Self Assessment Resources
Start Planning Your Career
"What do you do?"
When you're asked this question today, you might answer, "I play guitar" or "I like to work out" or "I'm into video games." In just a few years, though, this familiar question will take on a whole new meaning - not "What do you like to do?" but "What are you doing with your life?"
How will you answer? And more importantly, how will you feel about your answer? Proud? Satisfied? Discouraged? Disappointed?
You can plan on feeling good about what you do if you plan for your future today. That means finding out about yourself and then matching your talents, interests, and personality to the career options you have available.
It's really a pretty simple process, and in the end, you should have a good idea of the career that's right for you - one that will let you say, "I like what I'm doing with my life."
1. Identify Your Interests
First, jot down your interests - the kinds of things you like to do. Here are some questions to help you find out if you'd be interested in a Graphic Communications career.
Do you like...
- Working with people?
- Working with numbers?
- Working with technology? Machines? Computers?
- Being artistic?
- Working with designs?
- Solving problems?
- Being creative?
- Being efficient and organized?
- Being detail-oriented?
Need more help sorting out your interests? Try this online resource:
- Interests Assessment for High School Students
An interactive form designed to help you identify your interests in terms of the Holland Classification System (realistic, investigative, artistic, social, enterprising, or conventional) and find careers that match your interests; at the Rutgers University Career Services website.
2. Evaluate Your Strengths

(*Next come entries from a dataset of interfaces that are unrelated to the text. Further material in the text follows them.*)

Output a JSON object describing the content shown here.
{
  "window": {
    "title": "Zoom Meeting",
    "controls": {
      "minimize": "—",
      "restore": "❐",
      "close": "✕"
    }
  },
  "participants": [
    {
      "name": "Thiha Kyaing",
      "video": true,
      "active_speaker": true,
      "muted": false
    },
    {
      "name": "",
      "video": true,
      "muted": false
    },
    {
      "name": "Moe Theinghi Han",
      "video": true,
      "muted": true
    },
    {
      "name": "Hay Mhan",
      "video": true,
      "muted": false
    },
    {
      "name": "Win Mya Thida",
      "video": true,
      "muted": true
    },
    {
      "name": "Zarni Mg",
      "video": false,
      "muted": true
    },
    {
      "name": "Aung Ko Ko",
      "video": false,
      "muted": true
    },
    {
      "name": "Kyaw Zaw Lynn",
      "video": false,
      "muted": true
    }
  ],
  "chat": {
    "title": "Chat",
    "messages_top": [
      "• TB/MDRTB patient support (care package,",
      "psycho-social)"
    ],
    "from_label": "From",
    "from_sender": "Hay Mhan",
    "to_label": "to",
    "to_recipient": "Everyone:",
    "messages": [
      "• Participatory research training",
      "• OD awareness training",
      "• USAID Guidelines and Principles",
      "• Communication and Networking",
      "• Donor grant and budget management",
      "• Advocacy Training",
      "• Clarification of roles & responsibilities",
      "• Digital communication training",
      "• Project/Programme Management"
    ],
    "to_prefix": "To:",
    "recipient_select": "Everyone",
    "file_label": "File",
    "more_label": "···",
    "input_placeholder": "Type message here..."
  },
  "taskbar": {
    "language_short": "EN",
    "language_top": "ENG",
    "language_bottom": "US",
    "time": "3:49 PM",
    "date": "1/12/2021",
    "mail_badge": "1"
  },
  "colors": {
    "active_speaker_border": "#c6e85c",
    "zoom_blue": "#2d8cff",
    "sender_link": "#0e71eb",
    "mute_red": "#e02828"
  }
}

Next, think about your skills and talents - both things you've learned and things you're just good at. Use these questions to see if you have the skills and talents for a Graphic Communications career.
Are you good...
- With people?
- With numbers?
- With technology? Machines? Computers?
- At writing?
- At art?
- At working with designs?
- At solving problems?
- At being creative?
- At being efficient and organized?
- At being detail-oriented?
- At managing?
Need more help gauging your strengths? Try these online resources:
- Skills Assessment Checklist
An extensive list of skills - everything from abstract thought to writing - designed to help you take stock of your strengths and talents; at the Arizona State University Career Services web site.
A comprehensive set of interactive tools designed to help you identify your skills and find occupations where you can put those skills to use; at CareerOneStop, a federal-state partnership web portal.
Ever think about starting your own business and being your own boss? The graphic communications industry is one of the best industries for business start-ups. Take this quiz to find out if you might be the right kind of person to be an entrepreneur.
3. Examine Your Personality
You've probably heard the expression, "She's a born..." It means someone has the right personality for her job. Use these questions to find out whether a career in Graphic Communications suits your personality.
- A good leader?
- Someone who motivates others?
- Someone who prefers to work independently?
- Someone who needs immediate feedback?
Need more help tuning into your personality? Try this online resource:
- TypeFocusTM Personality Assessment
An interactive questionnaire to help you determine your personality type in terms of four familiar preference pairs: extravert/introvert, sensing/intuition, thinking/feeling, judgment/perception. A free service from TypeFocus Internet Inc., which also offers in-depth assessment for a fee.
4. Determine Your Qualifications
Education and experience are the qualifications that matter most in a career search. At this stage in your life, you're just beginning to gain these qualifications. But you can look ahead to the qualifications you expect to have in the future. Use this checklist to see how your qualifications will match up with careers in Graphic Communications.
In addition to your diploma, you may graduate from high school with special qualifications based on your course work and extracurricular activities. These high school activities can help you find a career in Graphic Communications.
- Graphic design courses
- Art courses
- Graphic Communications technology courses
- Computer science courses
- Journalism courses
- Student publications
- Business management
- Participation in SkillsUSA, DECA, Business Professionals of America, and similar organizations.
If you see more schooling in your future, this might be a good time to investigate Educational Programs in Graphic Communications, especially at colleges, universities, and technical schools in your state.
- Two years
- Four years
After-school programs, community center classes, even training you received for a job can add to your list of qualifications.
Think about the work habits you've developed and the kinds of responsibilities you've taken on, as well as any specific skills you've learned on the job.
- Summer job
- Volunteer experience
5. Explore Your Options
Now that you know a little more about yourself, you're ready to start exploring specific career possibilities.
Use this chart to match your interests and skills to some of the many career paths available in Graphic Communications.
Click the image to see a larger version.